The London art scene is waiting impatiently for the, so-called, ‘new’ Tate Britain. As you may have noticed if you have been to the gallery lately, it is refurbishing and getting ready for the opening of the exhibition ‘A Walk Through British Art’ in May, an exhibition where all their brilliant art will be presented in a new chronological re-arrange. First step in the process was revealed this week when the gallery opened its landscape display ‘Looking at the View’. Tate’s new approach on classic art seems to be getting new and old art together to show how – in this sense – landscape painting and photography have changed over time by presenting Turner’s abstract seaside’s next too modern photography. The key word of the exhibition title seems to be ‘looking’, as there is no organized route to walk or labels to read, it is, funnily enough, all about looking. Like Mark Brown in The Guardian put it ‘It is something of a first: Tracey Emin paired with the 18th-century artist Joseph Wright of Derby’.

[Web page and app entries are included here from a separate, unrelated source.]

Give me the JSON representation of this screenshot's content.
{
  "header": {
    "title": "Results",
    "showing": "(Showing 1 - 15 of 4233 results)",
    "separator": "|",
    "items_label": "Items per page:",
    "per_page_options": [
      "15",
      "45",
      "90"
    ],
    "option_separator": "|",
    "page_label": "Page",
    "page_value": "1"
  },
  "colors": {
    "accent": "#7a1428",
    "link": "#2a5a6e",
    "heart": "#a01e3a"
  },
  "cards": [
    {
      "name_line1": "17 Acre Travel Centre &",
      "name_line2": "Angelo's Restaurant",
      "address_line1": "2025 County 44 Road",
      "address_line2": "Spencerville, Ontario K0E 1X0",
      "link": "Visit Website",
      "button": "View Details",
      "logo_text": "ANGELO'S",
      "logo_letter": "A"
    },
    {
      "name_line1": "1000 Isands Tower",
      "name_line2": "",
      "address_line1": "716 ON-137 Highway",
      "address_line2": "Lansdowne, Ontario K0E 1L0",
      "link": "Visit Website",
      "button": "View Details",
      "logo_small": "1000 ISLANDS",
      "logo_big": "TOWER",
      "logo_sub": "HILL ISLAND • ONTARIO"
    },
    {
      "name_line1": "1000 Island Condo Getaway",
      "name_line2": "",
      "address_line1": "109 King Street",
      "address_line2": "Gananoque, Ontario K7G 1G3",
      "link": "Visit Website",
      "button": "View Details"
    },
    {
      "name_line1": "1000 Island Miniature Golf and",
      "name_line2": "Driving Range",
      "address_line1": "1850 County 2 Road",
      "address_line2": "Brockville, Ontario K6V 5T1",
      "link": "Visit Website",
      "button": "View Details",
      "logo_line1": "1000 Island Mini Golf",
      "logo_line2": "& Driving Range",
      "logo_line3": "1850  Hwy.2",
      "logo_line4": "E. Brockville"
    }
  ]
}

Penelope Curtis, Tate Britain’s director, said that she wanted the collection to look like one, and not two, collections and that she thought the re-hang would give people a new experience with already familiar art pieces. I think she has a point, but at the same time, I am myself very, let’s say non-radical, when it comes to my art and I am a little scared of what seeing Gainsborough and Tillman on the same wall might do to me. When that is said, I am up for an experience, but the question is if this is something that is going to last or if people will find it annoyingly unorganized after the third walk around the gallery.
I am not going to lie; I am intrigued by the idea and especially by the fact that William Turner, William Blake and Henry Moore – no doubt three outstanding artists – have their own focus rooms. Turner has already been the pride and joy of Tate Britain for years, and I think its audience will appreciate the keeping of a room where you can have a ‘clean’ escape into Turner’s world without any interrupting elements.
So, Tate Britain, bring it on. I am excited to see more.
The rest of the exhibition opens 14.May.2013